Beets are packed full of various nutrients, such as folate (which is important in prevention of neural tube defects in the growing fetus), manganese, and potassium. And their deep purple hue is due to a powerful set of pigments called betacyanins, which appear to be powerful cancer fighters. Some studies show beets to be helpful in reducing inflammation and protecting against heart disease.
Another superpower nutrient found in the beetroot family is nitrates. Beets contain high levels of nitrates (NO3); after ingestion, our body will convert it into active nitrite (NO2) and nitric oxide (NO). Nitric oxide is able to help relax and dilate our blood vessels.
Top Health Benefits of Beets
1. Beets May Lower Blood Pressure
The potential benefits of blood pressure-lowering effect have been occasionally brought up for years, but when a review study of 16 trials was published in 2013, the benefits of beetroot juice became more established, particularly on the lowering systolic pressure. An average of 8 mmHg drop in systolic pressure and 4 mmHg drop in diastolic pressure were observed. The researchers compared this improvement to conventional medications treating hypertension, which resulted in a drop of 9 / 5 mmHg, and found that beet juice produced a comparable result.
Another recent study published in 2016 looked into the effect of beet juice on a senior’s population with a medical history of high blood pressure. Participants drank only 70 mL of beet juice for 7 days, and saw an average of 14 mmHg drop in systolic pressure! That is a very significant amount.
2. Beets May Improve Sports Performance
A 2012 published study revealed that eating 200 grams of baked beets improved running performance and the average running speed in the last mile also increased by 5%. Researchers found that both placebo and the beet groups started out with a similar performance, but the beet group started to pull ahead in the last mile. Heart rates were the same between two groups; the beet group just seemed to be less strained and fatigue. Another 2011 study on the effects of drinking 2 cups of beetroot juice on cycling performance also found a similar improvement. Results showed that the average 4-km time trial was improved by 2.8% while the 16.1-km time was improved by 2.7%.

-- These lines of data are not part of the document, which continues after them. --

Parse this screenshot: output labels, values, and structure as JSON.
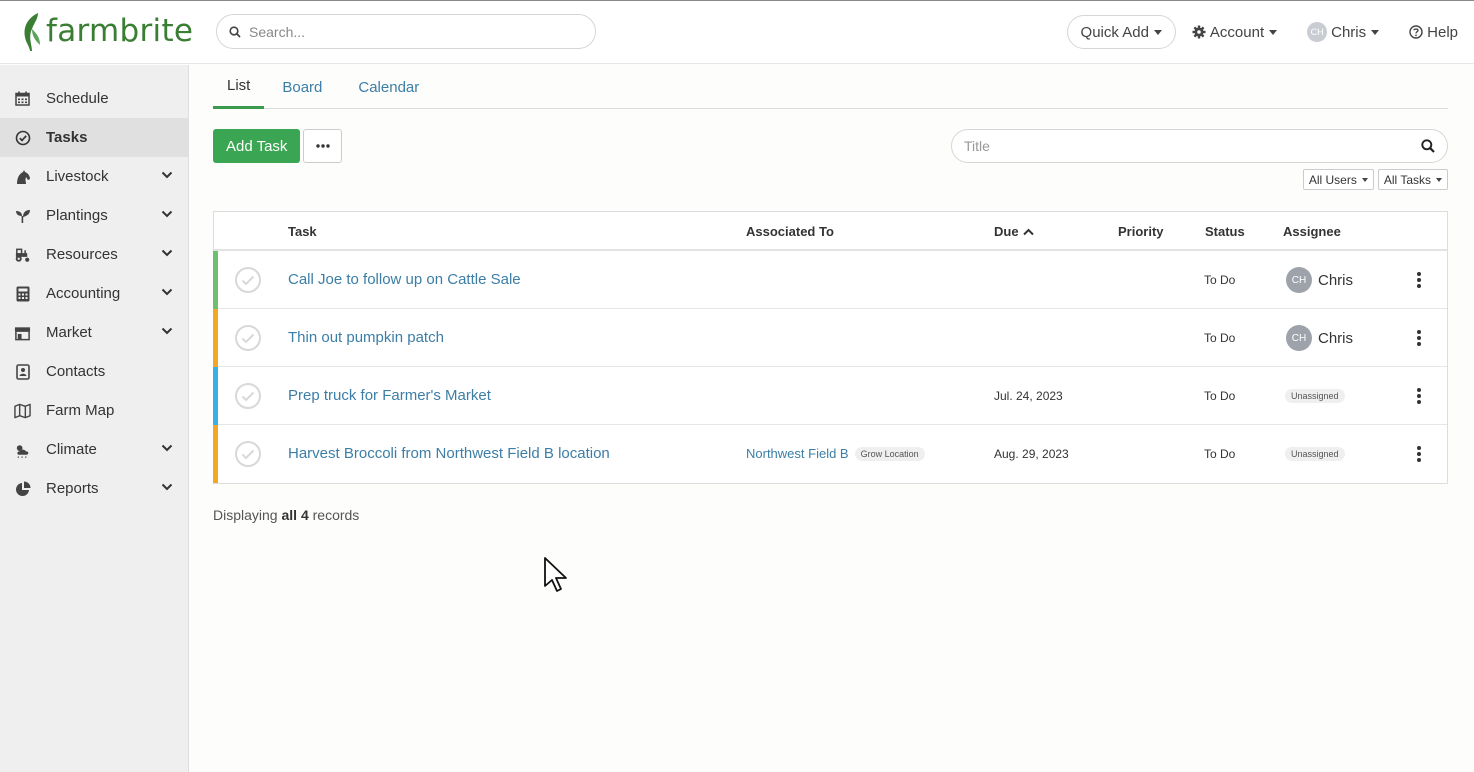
{
  "brand": {
    "name": "farmbrite",
    "color": "#3a7e33"
  },
  "header": {
    "search_placeholder": "Search...",
    "quick_add": "Quick Add",
    "account": "Account",
    "user_initials": "CH",
    "user_name": "Chris",
    "help": "Help"
  },
  "sidebar": {
    "items": [
      {
        "label": "Schedule",
        "icon": "calendar-icon",
        "expandable": false,
        "active": false
      },
      {
        "label": "Tasks",
        "icon": "check-circle-icon",
        "expandable": false,
        "active": true
      },
      {
        "label": "Livestock",
        "icon": "horse-icon",
        "expandable": true,
        "active": false
      },
      {
        "label": "Plantings",
        "icon": "seedling-icon",
        "expandable": true,
        "active": false
      },
      {
        "label": "Resources",
        "icon": "tractor-icon",
        "expandable": true,
        "active": false
      },
      {
        "label": "Accounting",
        "icon": "calculator-icon",
        "expandable": true,
        "active": false
      },
      {
        "label": "Market",
        "icon": "store-icon",
        "expandable": true,
        "active": false
      },
      {
        "label": "Contacts",
        "icon": "address-book-icon",
        "expandable": false,
        "active": false
      },
      {
        "label": "Farm Map",
        "icon": "map-icon",
        "expandable": false,
        "active": false
      },
      {
        "label": "Climate",
        "icon": "cloud-sun-icon",
        "expandable": true,
        "active": false
      },
      {
        "label": "Reports",
        "icon": "pie-chart-icon",
        "expandable": true,
        "active": false
      }
    ]
  },
  "main": {
    "tabs": [
      {
        "label": "List",
        "active": true
      },
      {
        "label": "Board",
        "active": false
      },
      {
        "label": "Calendar",
        "active": false
      }
    ],
    "add_task": "Add Task",
    "title_placeholder": "Title",
    "filters": {
      "users": "All Users",
      "tasks": "All Tasks"
    }
  },
  "table": {
    "columns": {
      "task": "Task",
      "associated": "Associated To",
      "due": "Due",
      "priority": "Priority",
      "status": "Status",
      "assignee": "Assignee"
    },
    "rows": [
      {
        "task": "Call Joe to follow up on Cattle Sale",
        "associated": "",
        "associated_tag": "",
        "due": "",
        "priority": "",
        "status": "To Do",
        "assignee_initials": "CH",
        "assignee": "Chris",
        "color": "#6cc070"
      },
      {
        "task": "Thin out pumpkin patch",
        "associated": "",
        "associated_tag": "",
        "due": "",
        "priority": "",
        "status": "To Do",
        "assignee_initials": "CH",
        "assignee": "Chris",
        "color": "#f5a623"
      },
      {
        "task": "Prep truck for Farmer's Market",
        "associated": "",
        "associated_tag": "",
        "due": "Jul. 24, 2023",
        "priority": "",
        "status": "To Do",
        "assignee_initials": "",
        "assignee": "Unassigned",
        "color": "#3ab0e8"
      },
      {
        "task": "Harvest Broccoli from Northwest Field B location",
        "associated": "Northwest Field B",
        "associated_tag": "Grow Location",
        "due": "Aug. 29, 2023",
        "priority": "",
        "status": "To Do",
        "assignee_initials": "",
        "assignee": "Unassigned",
        "color": "#f5a623"
      }
    ]
  },
  "footer": {
    "prefix": "Displaying",
    "bold": "all 4",
    "suffix": "records"
  },
  "colors": {
    "primary_green": "#3aa552",
    "link_blue": "#3c7ea6"
  }
}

Note that blood nitrate levels peaked 2 to 3 hours after drinking beet juice, therefore if you are interested to try, drink it 2 to 3 hours prior to your competitive event.
How To Choose and Prepare Beets
When buying fresh beets, look for small or medium-sized “bulbs” that are firm, with smooth or taut skin. Avoid any with soft spots. Besides those with purple shades, you can also find yellow or orange-hued varieties. If the beets are sold with their greens attached, separate the leaves from the roots and consume within a few days (beet green are great stir-fried). The roots will keep for a couple of weeks in the refrigerator. When you peel beets, wear gloves because the pigment will stain. If you want to maximize the nutrient retention, cook the beets unpeeled and in as little water as possible (such as by roasting them in the oven), then peel them after they’re cooked.
Ways to Include More Beets in Your Diet
- If you use a juicer, include beets as one of the ingredients in your homemade juice drink
- Puree roasted beets and add them to muffins or loaves
- Add them raw or cooked to salads
- Add grated raw beets to soups (the most popular type of beet soup is borscht)
Gloria Tsang is the author of 5 books and the founder of HealthCastle.com, the largest online nutrition network run by registered dietitians. Her work has appeared in major national publications, and she is a regularly featured nutrition expert for media outlets across the country. The Huffington Post named her one of its Top 20 Nutrition Experts on Twitter. Gloria’s articles have appeared on various media such as Reuters, NBC & ABC affiliates, The Chicago Sun-Times, Reader’s Digest Canada, iVillage and USA Today.